Matthew S. Renick

Latest Articles

You want to start taking supplements, so you turn to a guide containing consumer reviews. Is the guide just a collection of advertisements? Last month, the Southern District of California again confronted this question, and also took into consideration whether the reviews should be afforded First Amendment protection. The court reiterated its prior finding that the Lanham Act does not apply to a nutritional supplement guide that faced a false advertising challenge. In the fifth…
Last September, the National Advertising Division (NAD) published a decision assessing whether the editorial content surrounding an affiliate link constituted “national advertising” requiring substantiation. At issue were two statements in a BuzzFeed “shopping guide,” in which the author tested and recommended various skincare products. The NAD reviewed BuzzFeed’s internal procedures with respect to the editorial content and the affiliate link, and determined that the content did not constitute “national advertising” and was therefore outside the…
In February 2018, the FTC teamed up with the Missouri Attorney General’s office in filing a complaint against a prize promotions company and others that allegedly operated a large-scale deceptive prize scam targeting the elderly. A little more than a year later, the FTC and the Missouri AG’s office announced that they reached a settlement to the tune of $30 million. The settlement is comprised of $21 million in cash, and the remainder will be…
The Federal Trade Commission suffered a significant blow yesterday. In a decision that many saw coming—bloggers here included—the Third Circuit curtailed authority the FTC has been using for decades to confront allegedly unlawful past conduct. The decision has a direct impact on the ability of the FTC to obtain injunctions against defendants for alleged past misdeeds. In its ruling, the Third Circuit held that the FTC can only go directly into federal court where it…
In June 2017, the FTC initiated a regulatory rule review of the Controlling the Assault of Non-Solicited Pornography and Marketing Rule (“CAN-SPAM Rule” or “Rule”), seeking information about the Rule’s costs and benefits as well as its economic and regulatory impact. The FTC received 92 responses to its request for public comment. Last week, the FTC announced it had completed its review of the Rule and public comments it received, and decided to keep the…
Earlier this week, the FTC and the FDA announced a joint effort to combat unsubstantiated health claims in the supplement space. In three warning letters—to Gold Crown Natural Products, TEK Naturals, and Pure Nootropics, LLC (collectively, the “Companies”)—the agencies explain that certain efficacy claims may lack competent and reliable scientific evidence for support. Specifically, the Companies’ claims pertain to treating Alzheimer’s and remediating or curing other serious illnesses, including Parkinson’s, heart disease, and…
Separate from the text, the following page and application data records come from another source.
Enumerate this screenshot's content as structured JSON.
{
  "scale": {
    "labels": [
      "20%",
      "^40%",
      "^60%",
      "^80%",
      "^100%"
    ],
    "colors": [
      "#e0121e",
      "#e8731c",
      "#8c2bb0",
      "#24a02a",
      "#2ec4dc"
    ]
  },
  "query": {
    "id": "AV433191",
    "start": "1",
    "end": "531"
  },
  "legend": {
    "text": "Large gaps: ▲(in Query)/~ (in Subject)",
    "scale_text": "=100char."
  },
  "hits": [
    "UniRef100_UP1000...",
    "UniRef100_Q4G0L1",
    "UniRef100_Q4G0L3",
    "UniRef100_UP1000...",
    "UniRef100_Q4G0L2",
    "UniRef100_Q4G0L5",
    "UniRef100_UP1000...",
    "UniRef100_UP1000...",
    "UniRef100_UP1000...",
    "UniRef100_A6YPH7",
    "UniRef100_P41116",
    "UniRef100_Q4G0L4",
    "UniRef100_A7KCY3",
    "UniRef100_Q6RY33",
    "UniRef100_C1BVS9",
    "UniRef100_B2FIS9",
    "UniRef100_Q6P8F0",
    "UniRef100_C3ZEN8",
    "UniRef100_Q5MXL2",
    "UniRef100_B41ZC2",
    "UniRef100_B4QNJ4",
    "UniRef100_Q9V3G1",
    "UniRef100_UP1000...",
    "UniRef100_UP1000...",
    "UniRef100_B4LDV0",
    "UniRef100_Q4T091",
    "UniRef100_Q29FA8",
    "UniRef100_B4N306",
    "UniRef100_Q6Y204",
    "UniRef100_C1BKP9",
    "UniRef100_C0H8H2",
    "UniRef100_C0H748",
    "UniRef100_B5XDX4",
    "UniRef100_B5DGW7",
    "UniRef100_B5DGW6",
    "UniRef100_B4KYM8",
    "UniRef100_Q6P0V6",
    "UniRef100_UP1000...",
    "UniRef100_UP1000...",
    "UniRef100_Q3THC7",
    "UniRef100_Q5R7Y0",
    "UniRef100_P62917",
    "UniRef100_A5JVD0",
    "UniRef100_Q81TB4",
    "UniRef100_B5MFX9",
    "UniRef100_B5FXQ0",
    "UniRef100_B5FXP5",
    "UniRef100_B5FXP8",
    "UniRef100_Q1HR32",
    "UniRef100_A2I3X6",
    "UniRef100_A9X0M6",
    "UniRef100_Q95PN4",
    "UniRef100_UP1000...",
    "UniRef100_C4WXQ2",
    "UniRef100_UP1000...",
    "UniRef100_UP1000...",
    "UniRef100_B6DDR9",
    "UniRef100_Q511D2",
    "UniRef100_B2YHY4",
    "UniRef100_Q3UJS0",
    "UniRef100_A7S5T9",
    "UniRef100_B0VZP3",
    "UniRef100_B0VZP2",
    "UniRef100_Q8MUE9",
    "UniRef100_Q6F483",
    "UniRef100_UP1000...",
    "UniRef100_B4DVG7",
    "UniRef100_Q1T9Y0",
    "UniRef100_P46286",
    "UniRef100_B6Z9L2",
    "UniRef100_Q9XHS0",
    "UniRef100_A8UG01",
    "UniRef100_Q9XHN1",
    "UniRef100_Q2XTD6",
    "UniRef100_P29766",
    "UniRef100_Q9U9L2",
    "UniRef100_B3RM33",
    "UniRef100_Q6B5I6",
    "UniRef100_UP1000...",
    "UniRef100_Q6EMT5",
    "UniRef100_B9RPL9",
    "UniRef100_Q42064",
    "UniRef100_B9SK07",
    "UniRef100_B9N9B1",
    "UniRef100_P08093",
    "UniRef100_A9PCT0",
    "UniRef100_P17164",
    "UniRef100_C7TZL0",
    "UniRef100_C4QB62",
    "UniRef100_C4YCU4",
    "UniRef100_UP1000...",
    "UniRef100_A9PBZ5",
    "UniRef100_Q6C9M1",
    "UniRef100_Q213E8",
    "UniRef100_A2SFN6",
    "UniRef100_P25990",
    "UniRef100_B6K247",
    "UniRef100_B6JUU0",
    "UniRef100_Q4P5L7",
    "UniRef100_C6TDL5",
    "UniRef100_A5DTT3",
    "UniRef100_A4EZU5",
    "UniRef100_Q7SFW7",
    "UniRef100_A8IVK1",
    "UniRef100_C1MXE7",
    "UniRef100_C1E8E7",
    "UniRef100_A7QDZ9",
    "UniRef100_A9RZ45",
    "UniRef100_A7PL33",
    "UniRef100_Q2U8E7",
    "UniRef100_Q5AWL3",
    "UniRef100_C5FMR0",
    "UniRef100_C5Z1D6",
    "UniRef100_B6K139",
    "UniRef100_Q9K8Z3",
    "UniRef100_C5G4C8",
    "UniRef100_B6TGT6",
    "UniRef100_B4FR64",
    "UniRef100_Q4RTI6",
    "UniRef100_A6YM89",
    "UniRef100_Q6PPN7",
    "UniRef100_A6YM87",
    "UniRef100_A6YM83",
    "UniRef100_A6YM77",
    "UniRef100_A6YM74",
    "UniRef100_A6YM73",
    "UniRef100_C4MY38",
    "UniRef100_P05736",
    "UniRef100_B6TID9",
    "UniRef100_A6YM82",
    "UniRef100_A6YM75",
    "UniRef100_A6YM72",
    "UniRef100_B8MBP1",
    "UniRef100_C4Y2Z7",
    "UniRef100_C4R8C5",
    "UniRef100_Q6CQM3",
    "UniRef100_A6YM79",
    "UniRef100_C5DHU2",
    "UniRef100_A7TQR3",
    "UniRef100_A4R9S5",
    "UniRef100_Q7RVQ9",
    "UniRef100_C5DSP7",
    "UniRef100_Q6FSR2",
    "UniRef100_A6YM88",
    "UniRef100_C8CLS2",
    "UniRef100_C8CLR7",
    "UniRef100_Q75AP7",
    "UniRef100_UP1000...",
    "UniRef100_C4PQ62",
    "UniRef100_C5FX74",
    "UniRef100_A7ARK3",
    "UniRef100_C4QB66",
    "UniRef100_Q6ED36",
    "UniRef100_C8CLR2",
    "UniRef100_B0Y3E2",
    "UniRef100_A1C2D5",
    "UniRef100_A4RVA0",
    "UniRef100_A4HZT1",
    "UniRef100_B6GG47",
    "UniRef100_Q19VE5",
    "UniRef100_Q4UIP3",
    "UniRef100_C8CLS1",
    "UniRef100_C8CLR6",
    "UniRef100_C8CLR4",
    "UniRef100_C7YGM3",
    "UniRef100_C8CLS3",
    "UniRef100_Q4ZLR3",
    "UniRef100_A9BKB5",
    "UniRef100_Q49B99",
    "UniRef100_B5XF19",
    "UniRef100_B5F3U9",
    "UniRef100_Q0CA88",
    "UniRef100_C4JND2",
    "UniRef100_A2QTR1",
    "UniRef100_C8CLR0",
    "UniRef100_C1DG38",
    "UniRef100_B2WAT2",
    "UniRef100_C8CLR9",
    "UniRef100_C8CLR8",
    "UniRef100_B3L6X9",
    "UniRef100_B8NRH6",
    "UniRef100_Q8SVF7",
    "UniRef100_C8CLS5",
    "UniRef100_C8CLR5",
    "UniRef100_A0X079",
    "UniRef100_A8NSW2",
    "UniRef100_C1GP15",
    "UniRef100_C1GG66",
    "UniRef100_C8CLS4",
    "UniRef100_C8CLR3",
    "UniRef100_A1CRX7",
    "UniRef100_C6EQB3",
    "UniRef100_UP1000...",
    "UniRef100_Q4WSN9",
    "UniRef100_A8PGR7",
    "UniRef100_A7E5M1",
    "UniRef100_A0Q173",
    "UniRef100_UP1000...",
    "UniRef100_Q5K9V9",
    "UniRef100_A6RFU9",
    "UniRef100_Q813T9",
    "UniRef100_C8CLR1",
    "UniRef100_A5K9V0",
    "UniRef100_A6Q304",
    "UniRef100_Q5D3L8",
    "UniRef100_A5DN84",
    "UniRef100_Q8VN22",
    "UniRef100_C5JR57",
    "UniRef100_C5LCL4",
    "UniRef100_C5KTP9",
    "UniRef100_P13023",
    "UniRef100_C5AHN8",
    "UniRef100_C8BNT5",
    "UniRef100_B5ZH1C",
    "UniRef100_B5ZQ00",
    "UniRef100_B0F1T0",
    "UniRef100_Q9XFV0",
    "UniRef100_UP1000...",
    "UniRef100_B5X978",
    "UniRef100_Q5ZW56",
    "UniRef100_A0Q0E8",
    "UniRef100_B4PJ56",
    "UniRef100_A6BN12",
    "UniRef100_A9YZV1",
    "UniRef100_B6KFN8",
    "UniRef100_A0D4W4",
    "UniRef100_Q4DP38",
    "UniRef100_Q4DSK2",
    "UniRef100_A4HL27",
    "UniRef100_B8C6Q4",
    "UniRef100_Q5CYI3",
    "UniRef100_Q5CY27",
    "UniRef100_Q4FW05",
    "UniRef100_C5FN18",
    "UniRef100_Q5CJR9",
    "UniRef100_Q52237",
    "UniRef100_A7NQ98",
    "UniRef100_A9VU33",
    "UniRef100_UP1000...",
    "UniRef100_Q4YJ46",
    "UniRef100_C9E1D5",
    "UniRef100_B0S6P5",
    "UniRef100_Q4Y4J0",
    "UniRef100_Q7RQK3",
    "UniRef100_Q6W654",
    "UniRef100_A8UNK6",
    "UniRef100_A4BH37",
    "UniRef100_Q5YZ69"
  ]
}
Astroturf was again in the news last week, but not because the big game whose name we can’t mention was played on synthetic turf. Rather, last week, the office of the NY Attorney General (“AG”) announced it reached a precedent-setting settlement with artificial engagement company Devumi LLC and related companies (“Devumi”) over the selling of fake followers, likes, and influencer messaging (a/k/a “astroturfing”). Venable has been tracking the NY AG office’s assault on similar companies…
Do you know what your arbitration provisions say about arbitrability? If not, now is a good time to review them in light of the U.S. Supreme Court’s unanimous decision this week in Henry Schein, Inc. v. Archer & White Sales, Inc. holding that, where parties have entered into an arbitration agreement, and that agreement clearly delegates to an arbitrator the question of which disputes must be arbitrated (i.e., questions of “arbitrability”), courts must enforce those…
Many retailers carry products with the phrase “As Seen on TV.” What if a product bearing that phrase, however, had not actually been seen on TV? A recent case in federal court in the Southern District of New York ponders that question. In an advertising war between copper cookware competitors, plaintiff Emson sued its competitor Masterpan under the Lanham Act challenging claims made for the “The Original Copper Pan” (“OCP”). These claims included Masterpan’s use…
A few years ago, tech companies were confronted with a common complaint from parents: their children were inadvertently spending lots of money on in-app purchases while using children’s apps. Although this led to the implementation of expanded parental control settings, children’s app developers stayed the course. Last month, however, three senators asked the FTC to investigate the use of potentially manipulative marketing practices in apps designed for children. In a joint letter to the Commissioners